Fox: Up 2% to an average of 24.62 million for its America’s Game of the Week national broadcasts.
NBC: Up 8% to an average of 21.4 million for Sunday Night Football.
It’s also noteworthy that for games on CBS, ESPN/ABC, and NBC, these numbers do NOT appear to include streaming audiences.
ESPN’s ratings no doubt were boosted by having all but a few Monday Night Football games on ABC, which is where they started moving in December 2022 and should be anyway given the mess at ESPN.
The open question is how much of these record numbers for an event exclusively on streaming in the US, except for those in the Kansas City and South Florida markets, were those amongst the casual fans watching due to Taylor Swift, and how many were routine football fans?
In any case, the NFL does have a model for future stream pay-per-views.
From what I heard from many and observed myself on Pirate Sports Network and some watching the redistributed Peacock feed in Canada, the feed quality left much to be desired.
The quality was not even close to that we have been seeing on Thursday nights via Amazon Prime.
Next up is perhaps Amazon Prime for one of these or perhaps Paramount+, though I don’t think Paramount and CBS are zealous about pushing Paramount+ exclusivity unlike the the media company Comcast, which owns a cable company along with NBC.
That Taylor Swift Effect, Breaking Records Too, Again
The Chiefs’ 27-24 victory had an average audience of 50.393 million, which is an astronomical number. Not only was it the most-watched divisional playoff game in NFL history – it was the first one to top 50 million – but the viewing number also topped the average viewership for every NFC championship game played over the past five years. The viewing number peaked with 56.25 million people watching at one point in the second half.
The win by the Chiefs was the most-watched program on any network since Super Bowl LVII back in February, a game that also involved the Chiefs.
More record ratings numbers, TV plus digital, from the divisional round of the NFL playoffs:
This year’s NFL Divisional Round averaged 40.0 million viewers (TV+Digital) – the highest on record dating back to 1988.

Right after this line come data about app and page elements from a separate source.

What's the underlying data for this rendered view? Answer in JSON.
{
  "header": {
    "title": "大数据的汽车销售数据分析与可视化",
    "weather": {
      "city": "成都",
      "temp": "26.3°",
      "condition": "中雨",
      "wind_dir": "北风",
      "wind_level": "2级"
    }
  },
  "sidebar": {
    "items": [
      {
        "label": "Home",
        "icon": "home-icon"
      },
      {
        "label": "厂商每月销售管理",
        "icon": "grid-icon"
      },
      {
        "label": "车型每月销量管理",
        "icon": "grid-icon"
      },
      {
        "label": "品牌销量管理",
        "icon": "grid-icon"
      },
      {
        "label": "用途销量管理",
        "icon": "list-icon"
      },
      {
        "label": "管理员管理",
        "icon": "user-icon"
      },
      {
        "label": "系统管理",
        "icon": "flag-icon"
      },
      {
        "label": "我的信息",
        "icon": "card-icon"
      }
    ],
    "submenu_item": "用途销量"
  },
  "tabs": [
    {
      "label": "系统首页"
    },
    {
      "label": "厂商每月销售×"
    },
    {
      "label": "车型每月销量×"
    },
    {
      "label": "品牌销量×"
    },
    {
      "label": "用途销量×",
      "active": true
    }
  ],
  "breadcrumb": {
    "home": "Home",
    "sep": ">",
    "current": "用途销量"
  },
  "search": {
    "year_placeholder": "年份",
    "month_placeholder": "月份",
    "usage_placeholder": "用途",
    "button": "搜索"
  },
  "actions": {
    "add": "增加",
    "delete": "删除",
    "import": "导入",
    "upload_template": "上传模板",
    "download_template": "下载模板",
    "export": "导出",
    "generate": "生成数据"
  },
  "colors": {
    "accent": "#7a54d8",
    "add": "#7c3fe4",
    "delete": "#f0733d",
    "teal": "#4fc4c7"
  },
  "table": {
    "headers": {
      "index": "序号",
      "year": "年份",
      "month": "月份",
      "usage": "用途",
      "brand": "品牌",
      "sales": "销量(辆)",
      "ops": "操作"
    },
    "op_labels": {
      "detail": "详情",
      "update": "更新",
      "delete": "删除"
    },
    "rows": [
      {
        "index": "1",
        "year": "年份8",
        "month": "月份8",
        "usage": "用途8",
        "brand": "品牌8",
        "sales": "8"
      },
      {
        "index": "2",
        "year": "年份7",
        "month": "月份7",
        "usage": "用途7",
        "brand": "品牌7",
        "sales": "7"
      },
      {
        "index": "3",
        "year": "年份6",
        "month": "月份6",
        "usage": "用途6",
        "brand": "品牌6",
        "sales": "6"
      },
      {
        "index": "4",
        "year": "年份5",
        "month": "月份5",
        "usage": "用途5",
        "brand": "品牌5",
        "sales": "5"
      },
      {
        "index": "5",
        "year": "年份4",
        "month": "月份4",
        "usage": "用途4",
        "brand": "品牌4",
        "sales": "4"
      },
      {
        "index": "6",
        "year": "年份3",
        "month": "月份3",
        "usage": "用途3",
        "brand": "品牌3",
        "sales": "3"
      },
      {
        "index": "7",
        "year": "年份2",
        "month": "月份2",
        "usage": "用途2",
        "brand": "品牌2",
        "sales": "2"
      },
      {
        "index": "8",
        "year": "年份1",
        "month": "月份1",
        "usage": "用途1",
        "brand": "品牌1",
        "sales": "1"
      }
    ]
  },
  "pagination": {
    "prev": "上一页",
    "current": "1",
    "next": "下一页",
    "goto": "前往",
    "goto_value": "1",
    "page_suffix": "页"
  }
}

The 40.0 million average viewers for the four games – Houston Texans versus Baltimore Ravens, Green Bay Packers versus San Francisco 49ers, Tampa Bay Buccaneers versus Detroit Lions and Kansas City Chiefs versus Buffalo Bills – are up +7% versus last year, and up +5% versus the prior record in 2021-22.
These were the biggest ratings since Championship Sunday in January 2014, when the Broncos (QB Peyton Manning) and the Seahawks (QB Russell Wiilson) went on to the Super Bowl at MetLife Stadium in East Rutherford NJ, the home of the New York teams.
Sunday was the first time since 2014 that both conference championship games averaged more than 50 million viewers (with the caveat that out-of-home ratings weren’t part of Nielsen’s same-day reporting until 2020).
I also have to wonder for Canada, and for the US, if this Super Bowl generated the youngest average age of viewership in years.
We’ll find out more in a few days this week.
According to a press release from TSN, the game garnered an average television audience of 10 million people in Canada across CTV, TSN, and RDS and reached 19 million unique viewers, almost 50 percent of the Canadian population. The audience peaked at 12.6 million viewers during the halftime show, which was headlined by Usher.
Data from measurement agency Nielsen showed the final audience for Super Bowl LVIII reached an average of 123.7 million, up slightly from fast national estimates of 123.4 million and reconfirming the game’s status as the largest single event in the history of U.S. television.
That aggregate figure represents a 7.4% boost from Super Bowl LVII a year ago, but across multiple segments, women showed even greater levels of growth. Women ages 18–24 watching the game on CBS and Univision posted a 24% jump in year-over-year Super Bowl viewership, while girls ages 12–17 posted a 11% jump, and women overall logged a 9% increase to 58.8 million. Women also comprised 47.5% of the game’s total audience, representing the highest figure ever for the Big Game, beating a comparable 47.1% for Super Bowl XLIX in 2015.
As noted previously, only the moon landing in 1969 had more viewers in the entire history of television in the US!